I'm sorry for an omission. I posted a link to the Oriental Institute at the University of Chicago's Dictionary of Demotic Egyptian, now available online. A great many other media (The New York Times, BBC, etc.) did the same, usually trying to link Demotic to something their readers might have heard of ("one of the languages on the Rosetta stone," "Cleopatra would have known it,"), etc. I did about the same amount of explication that they did.
But then, I may have forgotten my audience. This is a blog where my three-part "Why did Aramaic survive while Coptic is only a liturgical language?" series (here, here, and here) was in response to a question from a commenter on the blog. (And after all, Demotic evolved into Coptic by adopting the Greek alphabet, with a few Demotic characters, but they are two phases of the Egyptian language.) I realize I have ill-served those of my readers whose first response may have been, "first dictionary of Demotic Egyptian, great. But how am I going to learn to actually speak Demotic if I don't have a decent grammar to use with the dictionary? What if time travelers abduct me and drop me in Ptolemaic Alexandria tomorrow?" For those of you hoping to be able to converse with Cleopatra, I was neglectful.
I may have failed you, but the Oriental Institute at U. Chicago has not. Egyptologist Janet H. Johnson, longtime Editor of the Dictionary (and whom I knew many years ago when she and Donald Whitcomb were digging the port of Quseir in Egypt), has also written Thus Wrote 'Onchsheshonqy - An Introductory Grammar of Demotic.
Once again, through the generosity of The Oriental Institute, the text is available online as a .pdf.
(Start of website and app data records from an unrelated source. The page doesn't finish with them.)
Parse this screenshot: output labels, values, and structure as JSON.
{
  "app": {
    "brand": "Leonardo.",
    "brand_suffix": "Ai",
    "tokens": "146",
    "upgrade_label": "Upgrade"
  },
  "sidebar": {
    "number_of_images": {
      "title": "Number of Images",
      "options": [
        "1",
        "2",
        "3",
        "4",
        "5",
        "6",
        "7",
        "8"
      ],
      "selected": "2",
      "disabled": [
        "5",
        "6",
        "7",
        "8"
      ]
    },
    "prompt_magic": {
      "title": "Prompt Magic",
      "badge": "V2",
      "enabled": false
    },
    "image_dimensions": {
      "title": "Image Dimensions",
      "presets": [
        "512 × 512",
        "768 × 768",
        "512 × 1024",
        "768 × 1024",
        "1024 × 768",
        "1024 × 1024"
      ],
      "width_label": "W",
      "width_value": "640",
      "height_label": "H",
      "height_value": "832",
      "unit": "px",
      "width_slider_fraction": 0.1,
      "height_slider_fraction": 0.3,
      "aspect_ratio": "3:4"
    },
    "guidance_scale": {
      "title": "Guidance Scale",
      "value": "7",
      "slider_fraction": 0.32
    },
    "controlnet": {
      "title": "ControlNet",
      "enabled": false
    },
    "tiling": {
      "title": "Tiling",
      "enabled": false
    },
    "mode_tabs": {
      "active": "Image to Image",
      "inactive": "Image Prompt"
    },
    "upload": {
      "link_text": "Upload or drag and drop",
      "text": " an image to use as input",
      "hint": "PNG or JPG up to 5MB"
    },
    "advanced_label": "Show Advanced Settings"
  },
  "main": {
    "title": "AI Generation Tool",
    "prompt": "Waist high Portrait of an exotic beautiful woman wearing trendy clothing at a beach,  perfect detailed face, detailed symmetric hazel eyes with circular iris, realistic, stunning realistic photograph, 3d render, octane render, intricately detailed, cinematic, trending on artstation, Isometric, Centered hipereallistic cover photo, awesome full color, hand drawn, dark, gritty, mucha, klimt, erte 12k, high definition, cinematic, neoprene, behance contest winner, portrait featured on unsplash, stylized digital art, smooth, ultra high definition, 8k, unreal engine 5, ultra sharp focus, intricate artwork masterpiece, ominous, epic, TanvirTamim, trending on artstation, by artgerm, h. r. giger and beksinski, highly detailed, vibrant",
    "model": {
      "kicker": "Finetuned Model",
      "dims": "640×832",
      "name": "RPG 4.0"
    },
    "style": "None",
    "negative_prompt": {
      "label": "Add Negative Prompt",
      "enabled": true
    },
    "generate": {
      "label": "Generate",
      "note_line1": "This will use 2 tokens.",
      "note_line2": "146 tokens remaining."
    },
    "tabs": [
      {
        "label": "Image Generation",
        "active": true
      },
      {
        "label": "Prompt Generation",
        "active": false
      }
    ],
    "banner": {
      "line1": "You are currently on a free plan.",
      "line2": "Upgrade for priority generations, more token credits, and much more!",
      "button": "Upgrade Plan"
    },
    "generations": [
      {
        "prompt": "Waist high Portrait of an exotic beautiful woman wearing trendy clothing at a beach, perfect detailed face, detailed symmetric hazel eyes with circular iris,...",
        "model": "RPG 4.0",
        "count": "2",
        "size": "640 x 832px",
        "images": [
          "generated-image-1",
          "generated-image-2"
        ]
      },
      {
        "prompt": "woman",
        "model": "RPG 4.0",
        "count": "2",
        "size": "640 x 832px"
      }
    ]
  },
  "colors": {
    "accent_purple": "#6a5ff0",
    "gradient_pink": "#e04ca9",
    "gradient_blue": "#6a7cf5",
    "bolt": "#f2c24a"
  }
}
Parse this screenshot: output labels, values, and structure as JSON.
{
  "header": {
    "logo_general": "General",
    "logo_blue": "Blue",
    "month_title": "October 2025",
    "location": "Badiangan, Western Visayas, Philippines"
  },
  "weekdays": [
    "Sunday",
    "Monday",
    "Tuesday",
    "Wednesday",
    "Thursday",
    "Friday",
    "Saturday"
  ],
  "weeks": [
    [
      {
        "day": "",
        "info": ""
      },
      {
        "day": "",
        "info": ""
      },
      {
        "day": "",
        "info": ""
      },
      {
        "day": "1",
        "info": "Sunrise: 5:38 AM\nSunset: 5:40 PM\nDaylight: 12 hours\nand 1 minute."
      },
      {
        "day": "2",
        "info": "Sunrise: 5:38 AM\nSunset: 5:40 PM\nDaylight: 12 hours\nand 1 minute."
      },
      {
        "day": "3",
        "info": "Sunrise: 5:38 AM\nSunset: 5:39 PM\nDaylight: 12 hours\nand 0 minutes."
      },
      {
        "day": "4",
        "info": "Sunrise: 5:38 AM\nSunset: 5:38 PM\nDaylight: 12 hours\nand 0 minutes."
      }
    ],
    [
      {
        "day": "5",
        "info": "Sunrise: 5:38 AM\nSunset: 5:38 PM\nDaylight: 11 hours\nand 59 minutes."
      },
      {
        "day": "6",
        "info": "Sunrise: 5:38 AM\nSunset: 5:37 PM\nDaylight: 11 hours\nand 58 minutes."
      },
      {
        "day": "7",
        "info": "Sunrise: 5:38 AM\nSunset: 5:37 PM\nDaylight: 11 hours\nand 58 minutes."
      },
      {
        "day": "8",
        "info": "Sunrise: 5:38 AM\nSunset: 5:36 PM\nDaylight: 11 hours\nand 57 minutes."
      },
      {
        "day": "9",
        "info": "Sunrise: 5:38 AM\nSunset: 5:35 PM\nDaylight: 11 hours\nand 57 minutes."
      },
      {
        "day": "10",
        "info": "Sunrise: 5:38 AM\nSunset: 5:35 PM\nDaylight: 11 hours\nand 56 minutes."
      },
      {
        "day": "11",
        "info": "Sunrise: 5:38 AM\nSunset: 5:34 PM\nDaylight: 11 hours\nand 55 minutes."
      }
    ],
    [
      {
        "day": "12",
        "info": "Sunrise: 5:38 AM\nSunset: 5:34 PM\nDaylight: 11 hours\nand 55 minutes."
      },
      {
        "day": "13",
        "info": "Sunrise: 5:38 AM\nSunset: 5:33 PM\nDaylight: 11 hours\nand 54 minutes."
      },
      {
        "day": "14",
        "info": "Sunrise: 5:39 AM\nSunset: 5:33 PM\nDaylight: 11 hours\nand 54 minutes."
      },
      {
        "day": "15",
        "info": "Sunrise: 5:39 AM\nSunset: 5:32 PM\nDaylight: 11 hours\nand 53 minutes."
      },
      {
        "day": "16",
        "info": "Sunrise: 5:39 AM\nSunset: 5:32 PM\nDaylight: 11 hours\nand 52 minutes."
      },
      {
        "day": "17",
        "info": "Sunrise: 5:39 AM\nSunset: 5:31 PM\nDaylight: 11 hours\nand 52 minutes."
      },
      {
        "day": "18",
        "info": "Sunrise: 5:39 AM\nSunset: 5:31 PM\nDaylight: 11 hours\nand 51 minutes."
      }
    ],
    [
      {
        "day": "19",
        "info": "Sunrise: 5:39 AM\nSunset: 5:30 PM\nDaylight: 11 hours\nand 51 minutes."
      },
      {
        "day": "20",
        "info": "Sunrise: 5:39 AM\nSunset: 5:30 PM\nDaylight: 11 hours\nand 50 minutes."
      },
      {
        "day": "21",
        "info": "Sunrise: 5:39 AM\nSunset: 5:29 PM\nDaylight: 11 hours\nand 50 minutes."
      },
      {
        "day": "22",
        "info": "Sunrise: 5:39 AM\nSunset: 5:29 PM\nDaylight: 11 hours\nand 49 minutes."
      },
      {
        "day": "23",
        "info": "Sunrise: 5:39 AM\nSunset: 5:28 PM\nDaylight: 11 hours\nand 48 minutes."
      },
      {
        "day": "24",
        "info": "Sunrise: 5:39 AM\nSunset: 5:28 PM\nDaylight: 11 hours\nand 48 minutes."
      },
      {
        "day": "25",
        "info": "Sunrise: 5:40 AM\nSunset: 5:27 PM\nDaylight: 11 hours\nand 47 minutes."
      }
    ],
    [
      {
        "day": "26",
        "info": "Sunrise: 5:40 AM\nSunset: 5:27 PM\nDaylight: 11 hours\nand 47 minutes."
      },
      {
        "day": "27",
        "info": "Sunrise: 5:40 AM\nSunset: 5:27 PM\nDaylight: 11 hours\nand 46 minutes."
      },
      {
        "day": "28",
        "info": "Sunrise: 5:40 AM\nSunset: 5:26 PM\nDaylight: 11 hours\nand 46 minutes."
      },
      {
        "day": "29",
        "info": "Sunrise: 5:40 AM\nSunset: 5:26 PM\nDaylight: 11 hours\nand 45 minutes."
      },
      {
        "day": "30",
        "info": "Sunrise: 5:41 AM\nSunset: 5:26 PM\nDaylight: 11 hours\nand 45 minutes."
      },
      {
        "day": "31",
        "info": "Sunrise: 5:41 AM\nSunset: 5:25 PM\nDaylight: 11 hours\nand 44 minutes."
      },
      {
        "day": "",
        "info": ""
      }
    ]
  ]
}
So now you have pretty much all you need to teach yourself Demotic. Except maybe tapes to show you how to pronounce 'Onchsheshonqy. Seriously, though, I want a copy.